» WORK REQUEST: All records are to be restated exactly, each line as it reads.

» Items from an interface collection:
-- Opening Marker --

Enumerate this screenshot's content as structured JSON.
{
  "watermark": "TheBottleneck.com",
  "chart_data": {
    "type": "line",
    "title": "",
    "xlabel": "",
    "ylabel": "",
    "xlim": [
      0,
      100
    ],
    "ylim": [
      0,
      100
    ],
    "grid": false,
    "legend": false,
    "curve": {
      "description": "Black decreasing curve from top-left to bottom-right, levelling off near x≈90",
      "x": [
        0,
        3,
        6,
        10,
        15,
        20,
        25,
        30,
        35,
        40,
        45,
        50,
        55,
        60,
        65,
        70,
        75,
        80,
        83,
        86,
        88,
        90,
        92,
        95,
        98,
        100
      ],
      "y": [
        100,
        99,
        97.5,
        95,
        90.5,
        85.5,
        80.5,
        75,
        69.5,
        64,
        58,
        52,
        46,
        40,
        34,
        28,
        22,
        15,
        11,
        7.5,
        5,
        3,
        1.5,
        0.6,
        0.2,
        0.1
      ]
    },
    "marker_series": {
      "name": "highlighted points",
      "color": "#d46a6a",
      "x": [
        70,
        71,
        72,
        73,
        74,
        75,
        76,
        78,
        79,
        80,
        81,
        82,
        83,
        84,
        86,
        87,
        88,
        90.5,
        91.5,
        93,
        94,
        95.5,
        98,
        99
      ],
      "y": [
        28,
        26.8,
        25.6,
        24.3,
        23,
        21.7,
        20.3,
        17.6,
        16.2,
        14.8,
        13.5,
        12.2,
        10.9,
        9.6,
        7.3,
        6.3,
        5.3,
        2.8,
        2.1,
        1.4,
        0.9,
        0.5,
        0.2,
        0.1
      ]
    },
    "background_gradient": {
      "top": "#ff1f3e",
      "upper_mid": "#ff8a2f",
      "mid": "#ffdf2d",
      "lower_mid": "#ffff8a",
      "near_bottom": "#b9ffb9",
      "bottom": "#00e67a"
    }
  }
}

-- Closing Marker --

» ANSWER TO THE PROBLEM:
Enumerate this screenshot's content as structured JSON.
{
  "watermark": "TheBottleneck.com",
  "chart_data": {
    "type": "line",
    "title": "",
    "xlabel": "",
    "ylabel": "",
    "xlim": [
      0,
      100
    ],
    "ylim": [
      0,
      100
    ],
    "grid": false,
    "legend": false,
    "curve": {
      "description": "Black decreasing curve from top-left to bottom-right, levelling off near x≈90",
      "x": [
        0,
        3,
        6,
        10,
        15,
        20,
        25,
        30,
        35,
        40,
        45,
        50,
        55,
        60,
        65,
        70,
        75,
        80,
        83,
        86,
        88,
        90,
        92,
        95,
        98,
        100
      ],
      "y": [
        100,
        99,
        97.5,
        95,
        90.5,
        85.5,
        80.5,
        75,
        69.5,
        64,
        58,
        52,
        46,
        40,
        34,
        28,
        22,
        15,
        11,
        7.5,
        5,
        3,
        1.5,
        0.6,
        0.2,
        0.1
      ]
    },
    "marker_series": {
      "name": "highlighted points",
      "color": "#d46a6a",
      "x": [
        70,
        71,
        72,
        73,
        74,
        75,
        76,
        78,
        79,
        80,
        81,
        82,
        83,
        84,
        86,
        87,
        88,
        90.5,
        91.5,
        93,
        94,
        95.5,
        98,
        99
      ],
      "y": [
        28,
        26.8,
        25.6,
        24.3,
        23,
        21.7,
        20.3,
        17.6,
        16.2,
        14.8,
        13.5,
        12.2,
        10.9,
        9.6,
        7.3,
        6.3,
        5.3,
        2.8,
        2.1,
        1.4,
        0.9,
        0.5,
        0.2,
        0.1
      ]
    },
    "background_gradient": {
      "top": "#ff1f3e",
      "upper_mid": "#ff8a2f",
      "mid": "#ffdf2d",
      "lower_mid": "#ffff8a",
      "near_bottom": "#b9ffb9",
      "bottom": "#00e67a"
    }
  }
}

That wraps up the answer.